“Lovers and madmen have such seething brains,
Such shaping fantasies, that apprehend
More than cool reason ever comprehends.”
— William Shakespeare, A Midsummer Night’s Dream
Shakespeare was on to something with that whole “seething brain” thing. Apparently, the brains of people in love are awash in a bath of dopamine, norepinephrine, phenylethylamine, oxytocin, and other assorted chemicals that combine to create the feelings of excitement, attachment, and bliss in the presence of that one special person.
Knowing these objective scientific facts, however, does nothing to describe the inner experience of falling, and being, in love. Trying to describe what it’s like to be in love to someone who has never had the experience is next to impossible.
My favorite description of falling in love is the one attempted by Friend Owl in the classic Walt Disney movie, Bambi. In this scene the wise feathered mentor explains to his young friends what it feels like to be “twitterpated”:
“You begin to get weak in the knees, your head’s in a whirl, and then you feel light as a feather, and before you know it, you’re walking on air. And then you know what? You’re knocked for a loop, and you completely lose your head!”
It’s easy to laugh at those who have “lost their head” in love, but we shouldn’t be too quick to dismiss their foolishness, which is able to perceive in their beloved far more than the cool, analytical gaze of reason could ever understand. There is a certain wisdom in such foolishness, and religious mystics of all traditions have used the metaphor of this wild, reckless love to speak about their relationship with the divine.

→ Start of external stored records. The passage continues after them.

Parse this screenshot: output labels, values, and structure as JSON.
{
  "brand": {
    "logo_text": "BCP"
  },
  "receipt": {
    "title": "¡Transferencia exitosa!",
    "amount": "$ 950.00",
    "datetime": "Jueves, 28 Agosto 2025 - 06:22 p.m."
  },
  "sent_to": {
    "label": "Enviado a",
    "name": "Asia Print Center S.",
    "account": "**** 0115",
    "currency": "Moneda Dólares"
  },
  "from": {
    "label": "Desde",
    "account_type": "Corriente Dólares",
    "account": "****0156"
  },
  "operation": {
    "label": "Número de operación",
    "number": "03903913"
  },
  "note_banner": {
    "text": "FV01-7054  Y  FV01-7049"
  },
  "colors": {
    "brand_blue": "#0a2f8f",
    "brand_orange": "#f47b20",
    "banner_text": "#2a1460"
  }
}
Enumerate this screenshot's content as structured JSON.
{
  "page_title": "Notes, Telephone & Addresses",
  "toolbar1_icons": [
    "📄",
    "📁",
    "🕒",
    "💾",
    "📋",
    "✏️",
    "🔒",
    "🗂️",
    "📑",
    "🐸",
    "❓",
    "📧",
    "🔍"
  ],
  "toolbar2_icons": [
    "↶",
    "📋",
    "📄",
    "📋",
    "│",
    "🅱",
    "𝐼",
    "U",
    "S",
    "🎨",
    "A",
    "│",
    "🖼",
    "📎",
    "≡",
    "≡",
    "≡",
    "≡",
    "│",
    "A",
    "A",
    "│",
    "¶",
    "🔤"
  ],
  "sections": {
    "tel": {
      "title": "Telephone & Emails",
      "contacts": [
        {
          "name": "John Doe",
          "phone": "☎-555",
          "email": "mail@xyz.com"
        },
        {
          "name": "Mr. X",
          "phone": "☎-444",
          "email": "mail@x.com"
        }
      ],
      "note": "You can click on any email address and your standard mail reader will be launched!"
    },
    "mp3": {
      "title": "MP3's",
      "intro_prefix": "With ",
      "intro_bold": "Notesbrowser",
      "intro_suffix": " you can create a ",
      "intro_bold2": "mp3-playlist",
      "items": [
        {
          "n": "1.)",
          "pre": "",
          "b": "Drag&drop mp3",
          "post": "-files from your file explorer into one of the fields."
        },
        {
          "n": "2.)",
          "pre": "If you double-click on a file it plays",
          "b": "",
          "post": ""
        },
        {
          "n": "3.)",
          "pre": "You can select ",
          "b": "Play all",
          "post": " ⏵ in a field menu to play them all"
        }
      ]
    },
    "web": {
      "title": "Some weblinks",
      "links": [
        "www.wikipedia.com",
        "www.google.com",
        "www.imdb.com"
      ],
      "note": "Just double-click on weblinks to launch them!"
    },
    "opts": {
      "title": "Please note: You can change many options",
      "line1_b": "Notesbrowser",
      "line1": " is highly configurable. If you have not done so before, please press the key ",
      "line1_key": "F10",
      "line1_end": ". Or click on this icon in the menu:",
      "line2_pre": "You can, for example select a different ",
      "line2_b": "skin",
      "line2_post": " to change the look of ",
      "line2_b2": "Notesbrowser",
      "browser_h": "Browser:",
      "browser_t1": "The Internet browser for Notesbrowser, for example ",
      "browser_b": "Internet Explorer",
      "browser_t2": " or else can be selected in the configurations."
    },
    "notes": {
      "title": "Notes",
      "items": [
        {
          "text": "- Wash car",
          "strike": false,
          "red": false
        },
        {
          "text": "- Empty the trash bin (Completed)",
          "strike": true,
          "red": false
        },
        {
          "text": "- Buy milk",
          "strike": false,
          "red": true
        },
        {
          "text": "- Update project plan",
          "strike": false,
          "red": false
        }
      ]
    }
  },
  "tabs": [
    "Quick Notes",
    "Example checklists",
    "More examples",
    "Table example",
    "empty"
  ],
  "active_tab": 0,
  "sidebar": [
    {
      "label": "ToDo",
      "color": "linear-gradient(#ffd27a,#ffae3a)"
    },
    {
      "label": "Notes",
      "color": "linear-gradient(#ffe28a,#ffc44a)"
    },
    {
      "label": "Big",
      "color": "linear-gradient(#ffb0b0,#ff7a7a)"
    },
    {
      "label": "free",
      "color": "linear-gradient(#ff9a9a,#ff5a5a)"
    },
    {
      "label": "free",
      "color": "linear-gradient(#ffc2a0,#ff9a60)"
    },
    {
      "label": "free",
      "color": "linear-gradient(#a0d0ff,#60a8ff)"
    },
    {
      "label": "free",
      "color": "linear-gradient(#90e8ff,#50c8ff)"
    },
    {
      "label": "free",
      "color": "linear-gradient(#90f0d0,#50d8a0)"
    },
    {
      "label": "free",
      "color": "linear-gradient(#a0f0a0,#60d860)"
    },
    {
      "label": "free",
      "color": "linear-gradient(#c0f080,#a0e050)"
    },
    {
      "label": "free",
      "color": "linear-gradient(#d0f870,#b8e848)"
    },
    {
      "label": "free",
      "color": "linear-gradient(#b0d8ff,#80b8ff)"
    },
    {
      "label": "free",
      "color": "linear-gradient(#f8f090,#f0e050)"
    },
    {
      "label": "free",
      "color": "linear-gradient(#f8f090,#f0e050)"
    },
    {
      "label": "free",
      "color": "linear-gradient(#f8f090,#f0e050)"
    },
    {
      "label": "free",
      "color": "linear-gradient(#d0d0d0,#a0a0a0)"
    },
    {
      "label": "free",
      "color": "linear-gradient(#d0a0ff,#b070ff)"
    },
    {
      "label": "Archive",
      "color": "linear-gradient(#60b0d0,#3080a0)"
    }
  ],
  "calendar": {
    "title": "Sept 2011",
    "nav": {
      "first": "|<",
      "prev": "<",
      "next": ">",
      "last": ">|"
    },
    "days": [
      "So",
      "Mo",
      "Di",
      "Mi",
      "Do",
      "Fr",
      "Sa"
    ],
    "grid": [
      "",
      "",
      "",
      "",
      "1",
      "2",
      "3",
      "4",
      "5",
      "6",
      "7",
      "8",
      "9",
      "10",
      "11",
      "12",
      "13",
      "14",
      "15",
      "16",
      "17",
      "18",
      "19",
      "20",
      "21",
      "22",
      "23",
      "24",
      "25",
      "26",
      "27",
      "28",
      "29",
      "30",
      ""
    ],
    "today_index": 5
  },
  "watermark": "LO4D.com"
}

The vision of love penetrates more deeply into the Real than mere logic can ever reach.
Romantic love can and often does lead to pain and heartbreak, but it also has the capacity to break our hearts open, leading to a new sensitivity, compassion, and even wisdom. My guess is that Friend Owl knew whereof he spoke, that he was speaking from personal experience, a time when he was lost in the wonder of wide-eyed, twitterpated love.
True love has depths and dimensions that go far beyond the early stage of infatuation, of course. But even as we grow in maturity, let us not forget to honor and celebrate the ecstatic and delightful energy of romantic love, and welcome its appearance in our world.
In good faith,